Chapman explained that he and Register of Wills staff came up with a triage of sorts. They would start by preserving and digitizing indices, or large master lists recording all of the documents in the Register of Wills’ possession. Such documents are crucial since they are the roadmaps to finding other documents, such as when a family member of a deceased Philadelphian calls to obtain records or a historian comes in with a research request. By creating searchable digital copies of the indices, the documents they reference should be able to be identified and located more easily.
Also a top priority for preservation are some of the office’s oldest and most historically important documents. Chapman said documents created before 1990 were all chemically acidic. With the age of many documents now counted in centuries, that greatly imperils their existence. Some documents, Chapman explained, are in hundreds of pieces and require careful reconstruction.
Chapman said he’s been amazed and moved by some of the documents Kofile has worked on so far. “Almost every will you look at from the beginning times of Philadelphia, there’s a foundation named after them, streets named after them,” Chapman said, adding Kofile has worked on the wills of several members of Benjamin Franklin’s family. “Every name is pretty relevant as we begin this process.”
But the importance of documents are not just relegated to Colonial history. Chapman said he was chilled to discover the symbols of Nazi Germany on paperwork the party delivered to the City in the lead up to World War II. He explained there are also documents important in telling the history of the Civil Rights era, the Underground Railroad, and even the simple existence of enslaved peoples in the city.
“You will see in a will: tablecloth, silverware, and all these valuable belongings. Then you’ll see, ‘a slave boy named Brandon.’ Or just, ‘a slave girl,’” Chapman said. “So this is the only written record of this person ever existing.”
It is unclear to Chapman how much appetite for further work exists. He said he has not yet had any contact with Sabatina and the new administration. However, he doesn’t place too much weight on that fact, as it is often his experience that newly elected officials may take months to settle in before having the bandwidth to establish a relationship.
Sabatina told multiple Philadelphia media outlets during his campaign that digitization of historical documents would be a priority under his tenure.

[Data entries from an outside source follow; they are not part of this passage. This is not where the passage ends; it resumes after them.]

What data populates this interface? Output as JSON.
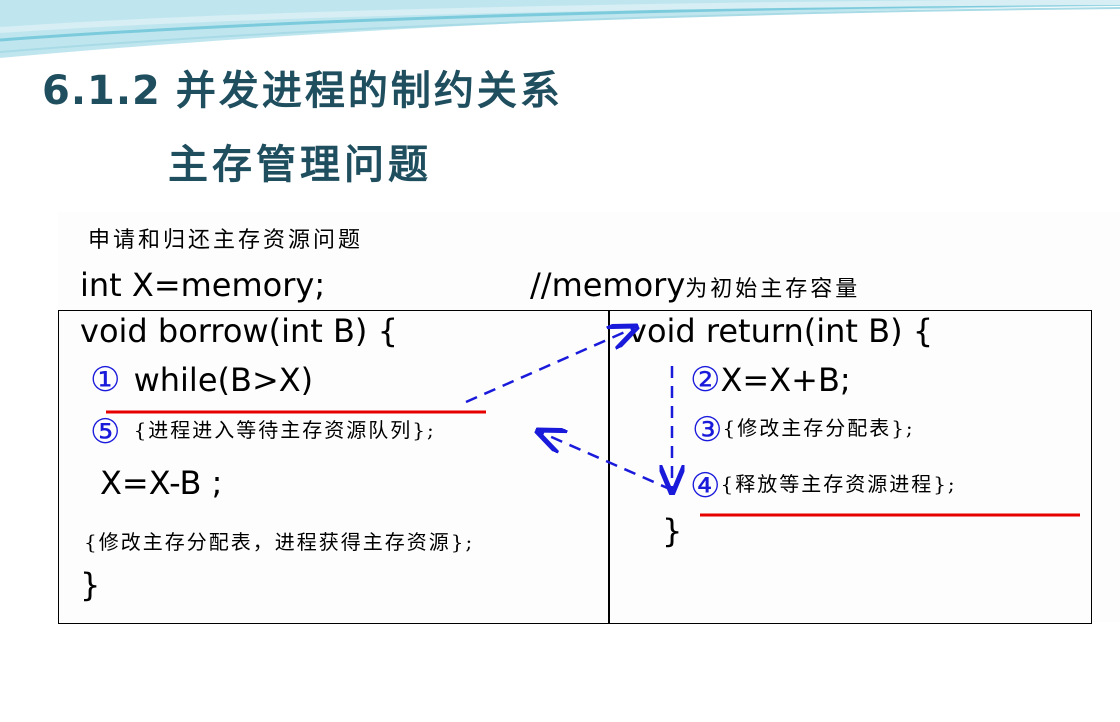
{
  "title": {
    "number": "6.1.2",
    "heading": "并发进程的制约关系",
    "subheading": "主存管理问题"
  },
  "content": {
    "intro": "申请和归还主存资源问题",
    "decl_code": "int X=memory;",
    "decl_comment_code": "//memory",
    "decl_comment_cn": "为初始主存容量",
    "borrow": {
      "header": "void borrow(int B) {",
      "step1_marker": "①",
      "step1_code": "while(B>X)",
      "step5_marker": "⑤",
      "step5_text": "{进程进入等待主存资源队列};",
      "sub_code": "X=X-B ;",
      "modify_text": "{修改主存分配表，进程获得主存资源};",
      "close": "}"
    },
    "return": {
      "header": "void return(int B) {",
      "step2_marker": "②",
      "step2_code": "X=X+B;",
      "step3_marker": "③",
      "step3_text": "{修改主存分配表};",
      "step4_marker": "④",
      "step4_text": "{释放等主存资源进程};",
      "close": "}"
    }
  },
  "colors": {
    "title": "#1f4e5f",
    "marker": "#1a1adb",
    "underline": "#e60000",
    "arrow": "#1a1adb"
  }
}
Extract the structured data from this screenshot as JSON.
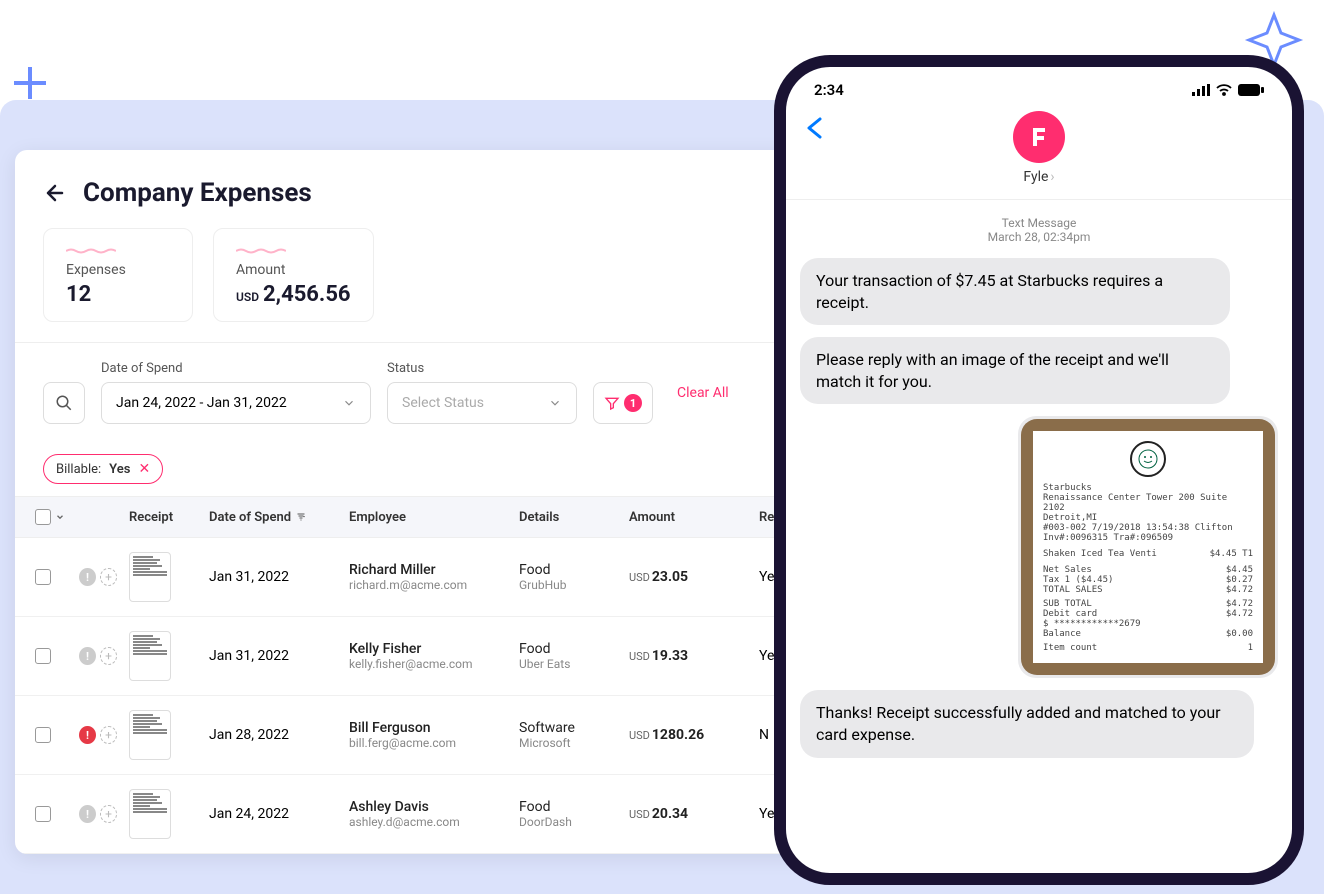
{
  "dashboard": {
    "title": "Company Expenses",
    "stats": {
      "expenses_label": "Expenses",
      "expenses_value": "12",
      "amount_label": "Amount",
      "amount_currency": "USD",
      "amount_value": "2,456.56"
    },
    "filters": {
      "date_label": "Date of Spend",
      "date_value": "Jan 24, 2022 - Jan 31, 2022",
      "status_label": "Status",
      "status_placeholder": "Select Status",
      "filter_badge": "1",
      "clear_label": "Clear All"
    },
    "chip": {
      "label": "Billable:",
      "value": "Yes"
    },
    "columns": {
      "receipt": "Receipt",
      "date": "Date of Spend",
      "employee": "Employee",
      "details": "Details",
      "amount": "Amount",
      "report": "Re"
    },
    "rows": [
      {
        "date": "Jan 31, 2022",
        "name": "Richard Miller",
        "email": "richard.m@acme.com",
        "category": "Food",
        "vendor": "GrubHub",
        "currency": "USD",
        "amount": "23.05",
        "status": "gray",
        "report": "Ye"
      },
      {
        "date": "Jan 31, 2022",
        "name": "Kelly Fisher",
        "email": "kelly.fisher@acme.com",
        "category": "Food",
        "vendor": "Uber Eats",
        "currency": "USD",
        "amount": "19.33",
        "status": "gray",
        "report": "Ye"
      },
      {
        "date": "Jan 28, 2022",
        "name": "Bill Ferguson",
        "email": "bill.ferg@acme.com",
        "category": "Software",
        "vendor": "Microsoft",
        "currency": "USD",
        "amount": "1280.26",
        "status": "red",
        "report": "N"
      },
      {
        "date": "Jan 24, 2022",
        "name": "Ashley Davis",
        "email": "ashley.d@acme.com",
        "category": "Food",
        "vendor": "DoorDash",
        "currency": "USD",
        "amount": "20.34",
        "status": "gray",
        "report": "Ye"
      }
    ]
  },
  "phone": {
    "time": "2:34",
    "contact": "Fyle",
    "meta_type": "Text Message",
    "meta_time": "March 28, 02:34pm",
    "msg1": "Your transaction of $7.45 at Starbucks requires a receipt.",
    "msg2": "Please reply with an image of the receipt and we'll match it for you.",
    "msg3": "Thanks! Receipt successfully added and matched to your card expense.",
    "receipt": {
      "store": "Starbucks",
      "addr1": "Renaissance Center Tower 200 Suite 2102",
      "addr2": "Detroit,MI",
      "addr3": "#003-002 7/19/2018 13:54:38 Clifton",
      "addr4": "Inv#:0096315 Tra#:096509",
      "item": "Shaken Iced Tea Venti",
      "item_price": "$4.45 T1",
      "net_label": "Net Sales",
      "net": "$4.45",
      "tax_label": "Tax 1 ($4.45)",
      "tax": "$0.27",
      "total_sales_label": "TOTAL SALES",
      "total_sales": "$4.72",
      "sub_label": "SUB TOTAL",
      "sub": "$4.72",
      "card_label": "Debit card",
      "card": "$4.72",
      "cardnum": "$ ************2679",
      "balance_label": "Balance",
      "balance": "$0.00",
      "count_label": "Item count",
      "count": "1"
    }
  }
}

Chapman said he is hopeful there will be more to come. “It’s just essential that Philadelphia and the Register of Wills get behind this and try to save these documents.”